**Work request**
Return each record word for word, keeping none of its pictures.

**Data to examine**
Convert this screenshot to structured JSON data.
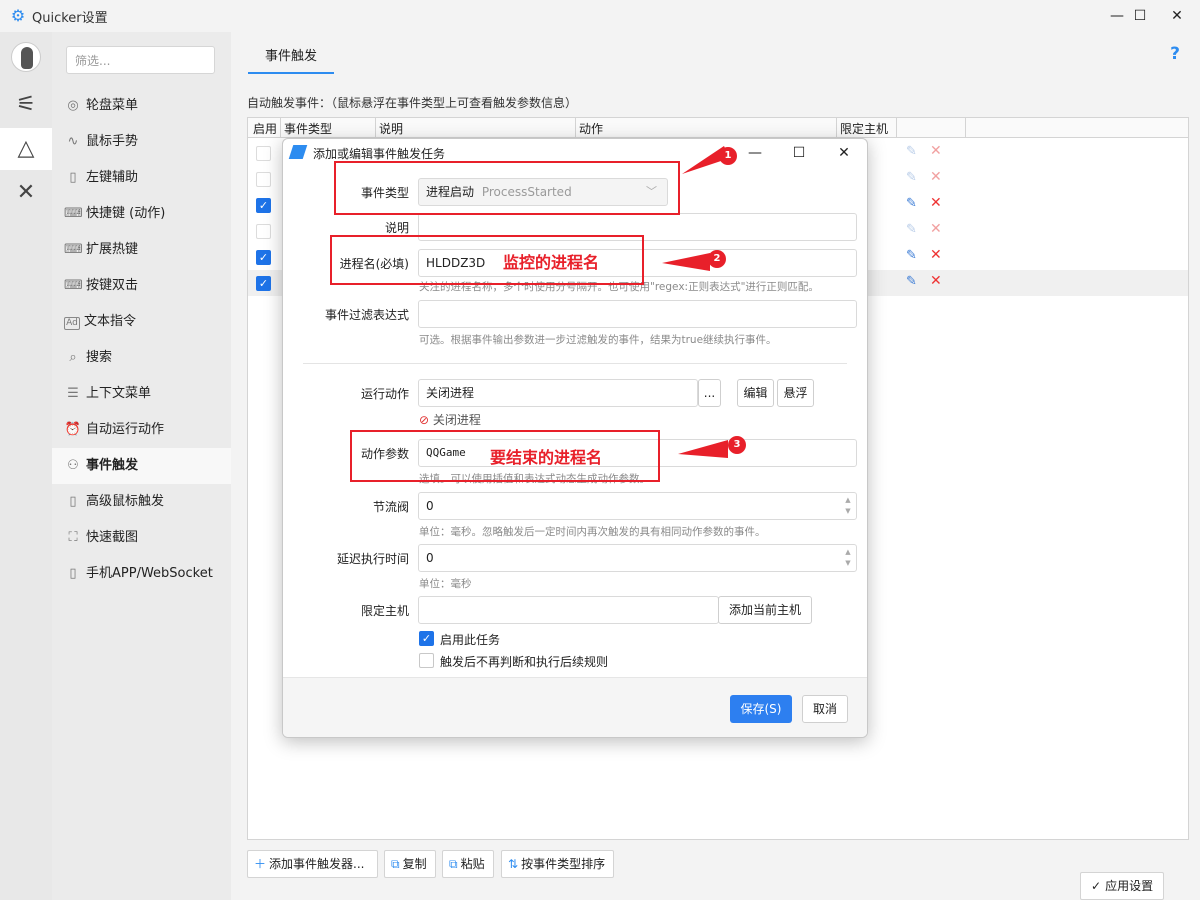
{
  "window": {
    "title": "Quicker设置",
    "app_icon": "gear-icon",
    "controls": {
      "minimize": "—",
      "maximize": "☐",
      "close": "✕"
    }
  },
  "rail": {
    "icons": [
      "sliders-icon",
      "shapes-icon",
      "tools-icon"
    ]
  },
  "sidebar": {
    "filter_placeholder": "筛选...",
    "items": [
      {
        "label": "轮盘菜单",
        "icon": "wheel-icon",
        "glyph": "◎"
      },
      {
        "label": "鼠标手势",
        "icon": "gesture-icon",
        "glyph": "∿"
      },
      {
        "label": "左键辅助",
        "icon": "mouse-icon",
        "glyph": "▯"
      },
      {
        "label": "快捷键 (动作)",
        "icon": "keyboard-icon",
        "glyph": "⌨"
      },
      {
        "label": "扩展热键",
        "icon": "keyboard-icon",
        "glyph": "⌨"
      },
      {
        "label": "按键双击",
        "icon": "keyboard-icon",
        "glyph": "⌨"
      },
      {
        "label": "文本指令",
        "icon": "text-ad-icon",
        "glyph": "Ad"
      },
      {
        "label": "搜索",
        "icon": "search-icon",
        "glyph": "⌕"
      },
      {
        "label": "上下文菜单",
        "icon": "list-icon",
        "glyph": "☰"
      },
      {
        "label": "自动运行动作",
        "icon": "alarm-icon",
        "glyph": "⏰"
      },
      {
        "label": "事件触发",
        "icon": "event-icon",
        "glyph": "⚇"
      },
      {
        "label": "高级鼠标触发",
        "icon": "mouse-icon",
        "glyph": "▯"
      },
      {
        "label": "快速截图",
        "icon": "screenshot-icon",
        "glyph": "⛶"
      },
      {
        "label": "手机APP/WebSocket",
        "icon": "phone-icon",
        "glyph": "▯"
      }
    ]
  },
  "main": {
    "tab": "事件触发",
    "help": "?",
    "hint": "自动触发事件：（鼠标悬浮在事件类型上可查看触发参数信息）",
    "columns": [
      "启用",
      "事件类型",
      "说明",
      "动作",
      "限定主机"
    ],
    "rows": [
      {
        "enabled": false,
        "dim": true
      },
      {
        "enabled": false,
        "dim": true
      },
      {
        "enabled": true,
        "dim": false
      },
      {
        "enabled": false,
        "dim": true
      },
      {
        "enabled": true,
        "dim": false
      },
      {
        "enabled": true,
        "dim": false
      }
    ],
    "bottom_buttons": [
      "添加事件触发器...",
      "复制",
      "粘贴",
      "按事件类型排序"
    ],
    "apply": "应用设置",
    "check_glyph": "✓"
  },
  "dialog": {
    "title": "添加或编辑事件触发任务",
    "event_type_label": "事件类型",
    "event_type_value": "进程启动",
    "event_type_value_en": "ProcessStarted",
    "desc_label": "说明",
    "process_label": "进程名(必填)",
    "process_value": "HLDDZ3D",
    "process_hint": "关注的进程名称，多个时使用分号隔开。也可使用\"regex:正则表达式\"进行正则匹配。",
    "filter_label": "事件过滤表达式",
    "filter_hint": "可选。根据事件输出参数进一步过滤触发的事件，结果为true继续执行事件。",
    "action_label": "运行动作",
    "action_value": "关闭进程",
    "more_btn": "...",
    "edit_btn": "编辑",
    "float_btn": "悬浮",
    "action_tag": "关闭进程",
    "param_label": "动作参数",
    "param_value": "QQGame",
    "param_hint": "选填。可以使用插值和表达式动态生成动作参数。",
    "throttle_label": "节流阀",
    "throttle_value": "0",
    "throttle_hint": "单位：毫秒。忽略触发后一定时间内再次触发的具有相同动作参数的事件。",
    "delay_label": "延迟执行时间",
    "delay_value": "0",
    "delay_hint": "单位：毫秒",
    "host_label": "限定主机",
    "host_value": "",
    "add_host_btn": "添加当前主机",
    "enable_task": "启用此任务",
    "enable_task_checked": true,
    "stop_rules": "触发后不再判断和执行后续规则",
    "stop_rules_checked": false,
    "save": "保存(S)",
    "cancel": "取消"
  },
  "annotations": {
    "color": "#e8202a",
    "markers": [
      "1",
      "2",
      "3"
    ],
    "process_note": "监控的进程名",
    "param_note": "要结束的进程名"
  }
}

**Answer**
Convert this screenshot to structured JSON data.
{
  "window": {
    "title": "Quicker设置",
    "app_icon": "gear-icon",
    "controls": {
      "minimize": "—",
      "maximize": "☐",
      "close": "✕"
    }
  },
  "rail": {
    "icons": [
      "sliders-icon",
      "shapes-icon",
      "tools-icon"
    ]
  },
  "sidebar": {
    "filter_placeholder": "筛选...",
    "items": [
      {
        "label": "轮盘菜单",
        "icon": "wheel-icon",
        "glyph": "◎"
      },
      {
        "label": "鼠标手势",
        "icon": "gesture-icon",
        "glyph": "∿"
      },
      {
        "label": "左键辅助",
        "icon": "mouse-icon",
        "glyph": "▯"
      },
      {
        "label": "快捷键 (动作)",
        "icon": "keyboard-icon",
        "glyph": "⌨"
      },
      {
        "label": "扩展热键",
        "icon": "keyboard-icon",
        "glyph": "⌨"
      },
      {
        "label": "按键双击",
        "icon": "keyboard-icon",
        "glyph": "⌨"
      },
      {
        "label": "文本指令",
        "icon": "text-ad-icon",
        "glyph": "Ad"
      },
      {
        "label": "搜索",
        "icon": "search-icon",
        "glyph": "⌕"
      },
      {
        "label": "上下文菜单",
        "icon": "list-icon",
        "glyph": "☰"
      },
      {
        "label": "自动运行动作",
        "icon": "alarm-icon",
        "glyph": "⏰"
      },
      {
        "label": "事件触发",
        "icon": "event-icon",
        "glyph": "⚇"
      },
      {
        "label": "高级鼠标触发",
        "icon": "mouse-icon",
        "glyph": "▯"
      },
      {
        "label": "快速截图",
        "icon": "screenshot-icon",
        "glyph": "⛶"
      },
      {
        "label": "手机APP/WebSocket",
        "icon": "phone-icon",
        "glyph": "▯"
      }
    ]
  },
  "main": {
    "tab": "事件触发",
    "help": "?",
    "hint": "自动触发事件：（鼠标悬浮在事件类型上可查看触发参数信息）",
    "columns": [
      "启用",
      "事件类型",
      "说明",
      "动作",
      "限定主机"
    ],
    "rows": [
      {
        "enabled": false,
        "dim": true
      },
      {
        "enabled": false,
        "dim": true
      },
      {
        "enabled": true,
        "dim": false
      },
      {
        "enabled": false,
        "dim": true
      },
      {
        "enabled": true,
        "dim": false
      },
      {
        "enabled": true,
        "dim": false
      }
    ],
    "bottom_buttons": [
      "添加事件触发器...",
      "复制",
      "粘贴",
      "按事件类型排序"
    ],
    "apply": "应用设置",
    "check_glyph": "✓"
  },
  "dialog": {
    "title": "添加或编辑事件触发任务",
    "event_type_label": "事件类型",
    "event_type_value": "进程启动",
    "event_type_value_en": "ProcessStarted",
    "desc_label": "说明",
    "process_label": "进程名(必填)",
    "process_value": "HLDDZ3D",
    "process_hint": "关注的进程名称，多个时使用分号隔开。也可使用\"regex:正则表达式\"进行正则匹配。",
    "filter_label": "事件过滤表达式",
    "filter_hint": "可选。根据事件输出参数进一步过滤触发的事件，结果为true继续执行事件。",
    "action_label": "运行动作",
    "action_value": "关闭进程",
    "more_btn": "...",
    "edit_btn": "编辑",
    "float_btn": "悬浮",
    "action_tag": "关闭进程",
    "param_label": "动作参数",
    "param_value": "QQGame",
    "param_hint": "选填。可以使用插值和表达式动态生成动作参数。",
    "throttle_label": "节流阀",
    "throttle_value": "0",
    "throttle_hint": "单位：毫秒。忽略触发后一定时间内再次触发的具有相同动作参数的事件。",
    "delay_label": "延迟执行时间",
    "delay_value": "0",
    "delay_hint": "单位：毫秒",
    "host_label": "限定主机",
    "host_value": "",
    "add_host_btn": "添加当前主机",
    "enable_task": "启用此任务",
    "enable_task_checked": true,
    "stop_rules": "触发后不再判断和执行后续规则",
    "stop_rules_checked": false,
    "save": "保存(S)",
    "cancel": "取消"
  },
  "annotations": {
    "color": "#e8202a",
    "markers": [
      "1",
      "2",
      "3"
    ],
    "process_note": "监控的进程名",
    "param_note": "要结束的进程名"
  }
}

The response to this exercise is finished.